Claremont, CA (PressExposure) August 16, 2012 -- The first annual Claremont International Jain Conference--Bioethics: Religious and Spiritual Approaches--to be held at Claremont Lincoln University on August 24th and 25th, will have the perspectives of all major faiths represented in the diverse body of its numerous participants. More than twenty presentations are scheduled for the two-day period, including a look at genetic testing and reproductive technologies from a Jewish vantage point; diagnosis of brain death and jurisprudence in Islam; conscience and consciousness from a Christian position; Hindu dharma in the modern medicalfield; reincarnation and near death experiences in Buddhism; and voluntary death by fasting (Sallekhana)in Jainism.
The conference seeks to bring the resources of Jainism, of the dharma traditions of India, and of the world's religious and spiritual traditions in general, to bear on the most difficult bioethical questions of our day. Its broad aim is to address such questions as: when does life begin, and when does it end? When is the quality of life so compromised that doctors should cease further interventions? What is informed consent? What constraints should apply to research on human subjects? And how can the sanctity of life be preserved?
Claremont Lincoln University is co-sponsoring the event with its local, national, and international Jain partners (the Jain Center of Southern California, the Federation of Jain Associations in North America, and the International School for Jain Studies), making the conference a rare joining of those who follow the tenets of this ancient tradition in practice, and those who contemplate it through speculative scholastics, at the international level.
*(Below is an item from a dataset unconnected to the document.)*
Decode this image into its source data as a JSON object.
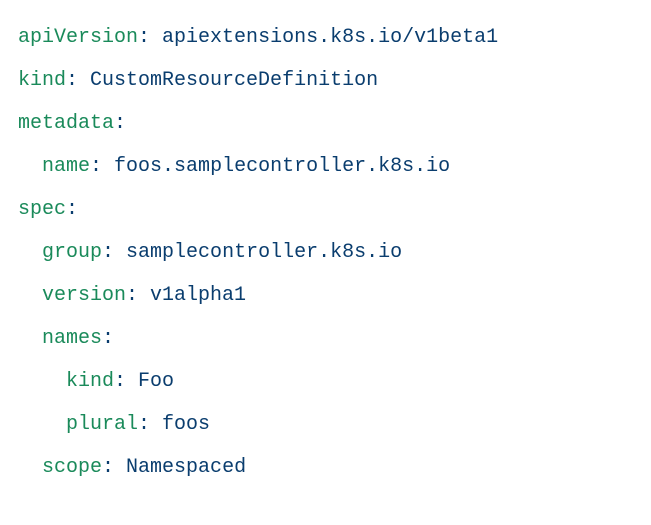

In addition to having diversity in religious difference, and bringing Jain practice and scholarship together within the international purview, the conference will also have speakers coming from incredibly varied walks of occupational life; rabbis, independent researchers, authors, a president of a religious network, a talk show producer, a surgeon, a cardiologist, a former scientist, a neurologist, professors, students, and Jain nuns will all constitute the diverse body of this unique conference.
The Bioethics Conference will be the pilot conference for the Jain Studies Program at Claremont Lincoln University--one of a handful of programs on Jainism that exist in the entire US--which opened last fall, at the inauguration ceremony of the newly founded university. The diversity seen along the different lines of the conference manifests the vision of Claremont Lincoln University, which aims to educate its student body in an interdisciplinary, multicultural, and multireligious milieu.